DATA SUPPLIED:
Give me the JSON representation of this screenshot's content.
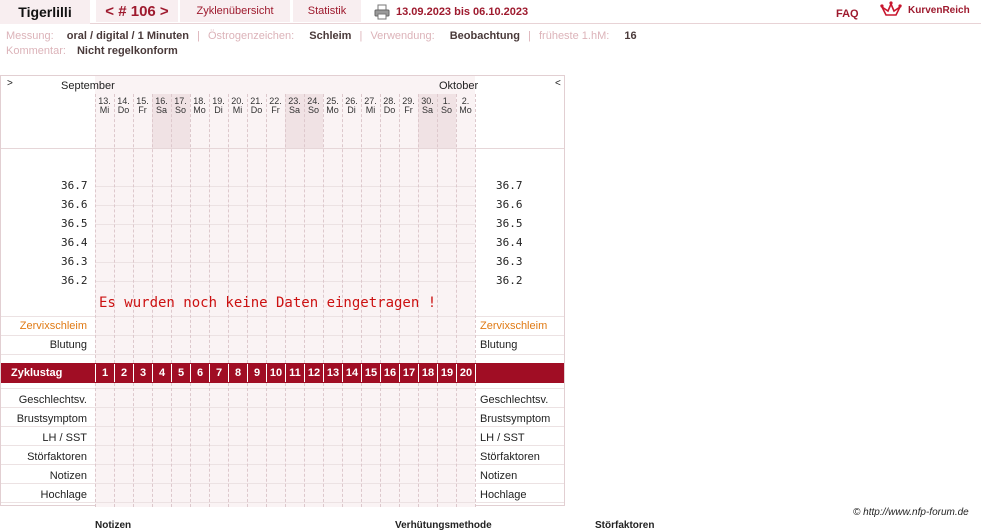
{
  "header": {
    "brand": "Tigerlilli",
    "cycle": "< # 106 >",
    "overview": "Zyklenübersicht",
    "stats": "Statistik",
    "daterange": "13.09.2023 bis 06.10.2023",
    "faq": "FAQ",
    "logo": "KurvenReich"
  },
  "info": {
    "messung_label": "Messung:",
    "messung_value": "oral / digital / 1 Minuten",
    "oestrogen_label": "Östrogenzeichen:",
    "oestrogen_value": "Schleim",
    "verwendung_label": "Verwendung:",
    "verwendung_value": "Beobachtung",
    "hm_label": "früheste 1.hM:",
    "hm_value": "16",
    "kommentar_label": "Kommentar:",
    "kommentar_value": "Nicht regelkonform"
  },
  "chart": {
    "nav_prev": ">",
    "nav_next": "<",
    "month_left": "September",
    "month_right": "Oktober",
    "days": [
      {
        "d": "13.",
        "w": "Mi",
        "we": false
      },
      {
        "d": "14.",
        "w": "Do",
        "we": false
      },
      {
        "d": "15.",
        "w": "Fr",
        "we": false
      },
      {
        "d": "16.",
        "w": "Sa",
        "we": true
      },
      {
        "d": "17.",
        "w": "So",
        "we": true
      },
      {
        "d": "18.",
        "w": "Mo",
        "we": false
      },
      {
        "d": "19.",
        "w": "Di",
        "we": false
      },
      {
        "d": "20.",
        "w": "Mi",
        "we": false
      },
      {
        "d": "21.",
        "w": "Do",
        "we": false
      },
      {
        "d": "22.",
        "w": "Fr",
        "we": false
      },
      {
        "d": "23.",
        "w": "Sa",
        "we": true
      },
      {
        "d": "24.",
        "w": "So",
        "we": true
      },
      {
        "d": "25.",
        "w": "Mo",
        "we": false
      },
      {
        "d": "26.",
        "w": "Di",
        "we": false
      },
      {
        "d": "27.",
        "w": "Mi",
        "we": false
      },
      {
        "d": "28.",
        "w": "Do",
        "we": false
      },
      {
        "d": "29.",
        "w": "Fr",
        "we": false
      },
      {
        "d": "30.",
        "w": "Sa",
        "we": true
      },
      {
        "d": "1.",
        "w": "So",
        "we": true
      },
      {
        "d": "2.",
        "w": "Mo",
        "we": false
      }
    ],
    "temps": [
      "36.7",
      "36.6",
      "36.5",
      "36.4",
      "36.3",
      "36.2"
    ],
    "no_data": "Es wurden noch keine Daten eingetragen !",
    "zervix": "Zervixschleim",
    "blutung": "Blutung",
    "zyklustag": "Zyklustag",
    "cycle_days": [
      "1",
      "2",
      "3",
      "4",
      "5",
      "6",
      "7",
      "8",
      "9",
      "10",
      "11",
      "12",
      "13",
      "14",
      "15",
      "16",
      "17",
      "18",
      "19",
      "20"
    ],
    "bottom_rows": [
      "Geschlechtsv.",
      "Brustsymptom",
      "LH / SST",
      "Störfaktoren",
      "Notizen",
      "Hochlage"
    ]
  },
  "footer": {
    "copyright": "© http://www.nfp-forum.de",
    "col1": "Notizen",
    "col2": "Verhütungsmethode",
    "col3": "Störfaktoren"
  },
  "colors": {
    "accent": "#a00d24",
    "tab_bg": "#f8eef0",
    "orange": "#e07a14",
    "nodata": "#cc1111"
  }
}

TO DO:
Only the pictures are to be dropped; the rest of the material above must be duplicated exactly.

EXERCISE SOLUTION:
Give me the JSON representation of this screenshot's content.
{
  "header": {
    "brand": "Tigerlilli",
    "cycle": "< # 106 >",
    "overview": "Zyklenübersicht",
    "stats": "Statistik",
    "daterange": "13.09.2023 bis 06.10.2023",
    "faq": "FAQ",
    "logo": "KurvenReich"
  },
  "info": {
    "messung_label": "Messung:",
    "messung_value": "oral / digital / 1 Minuten",
    "oestrogen_label": "Östrogenzeichen:",
    "oestrogen_value": "Schleim",
    "verwendung_label": "Verwendung:",
    "verwendung_value": "Beobachtung",
    "hm_label": "früheste 1.hM:",
    "hm_value": "16",
    "kommentar_label": "Kommentar:",
    "kommentar_value": "Nicht regelkonform"
  },
  "chart": {
    "nav_prev": ">",
    "nav_next": "<",
    "month_left": "September",
    "month_right": "Oktober",
    "days": [
      {
        "d": "13.",
        "w": "Mi",
        "we": false
      },
      {
        "d": "14.",
        "w": "Do",
        "we": false
      },
      {
        "d": "15.",
        "w": "Fr",
        "we": false
      },
      {
        "d": "16.",
        "w": "Sa",
        "we": true
      },
      {
        "d": "17.",
        "w": "So",
        "we": true
      },
      {
        "d": "18.",
        "w": "Mo",
        "we": false
      },
      {
        "d": "19.",
        "w": "Di",
        "we": false
      },
      {
        "d": "20.",
        "w": "Mi",
        "we": false
      },
      {
        "d": "21.",
        "w": "Do",
        "we": false
      },
      {
        "d": "22.",
        "w": "Fr",
        "we": false
      },
      {
        "d": "23.",
        "w": "Sa",
        "we": true
      },
      {
        "d": "24.",
        "w": "So",
        "we": true
      },
      {
        "d": "25.",
        "w": "Mo",
        "we": false
      },
      {
        "d": "26.",
        "w": "Di",
        "we": false
      },
      {
        "d": "27.",
        "w": "Mi",
        "we": false
      },
      {
        "d": "28.",
        "w": "Do",
        "we": false
      },
      {
        "d": "29.",
        "w": "Fr",
        "we": false
      },
      {
        "d": "30.",
        "w": "Sa",
        "we": true
      },
      {
        "d": "1.",
        "w": "So",
        "we": true
      },
      {
        "d": "2.",
        "w": "Mo",
        "we": false
      }
    ],
    "temps": [
      "36.7",
      "36.6",
      "36.5",
      "36.4",
      "36.3",
      "36.2"
    ],
    "no_data": "Es wurden noch keine Daten eingetragen !",
    "zervix": "Zervixschleim",
    "blutung": "Blutung",
    "zyklustag": "Zyklustag",
    "cycle_days": [
      "1",
      "2",
      "3",
      "4",
      "5",
      "6",
      "7",
      "8",
      "9",
      "10",
      "11",
      "12",
      "13",
      "14",
      "15",
      "16",
      "17",
      "18",
      "19",
      "20"
    ],
    "bottom_rows": [
      "Geschlechtsv.",
      "Brustsymptom",
      "LH / SST",
      "Störfaktoren",
      "Notizen",
      "Hochlage"
    ]
  },
  "footer": {
    "copyright": "© http://www.nfp-forum.de",
    "col1": "Notizen",
    "col2": "Verhütungsmethode",
    "col3": "Störfaktoren"
  },
  "colors": {
    "accent": "#a00d24",
    "tab_bg": "#f8eef0",
    "orange": "#e07a14",
    "nodata": "#cc1111"
  }
}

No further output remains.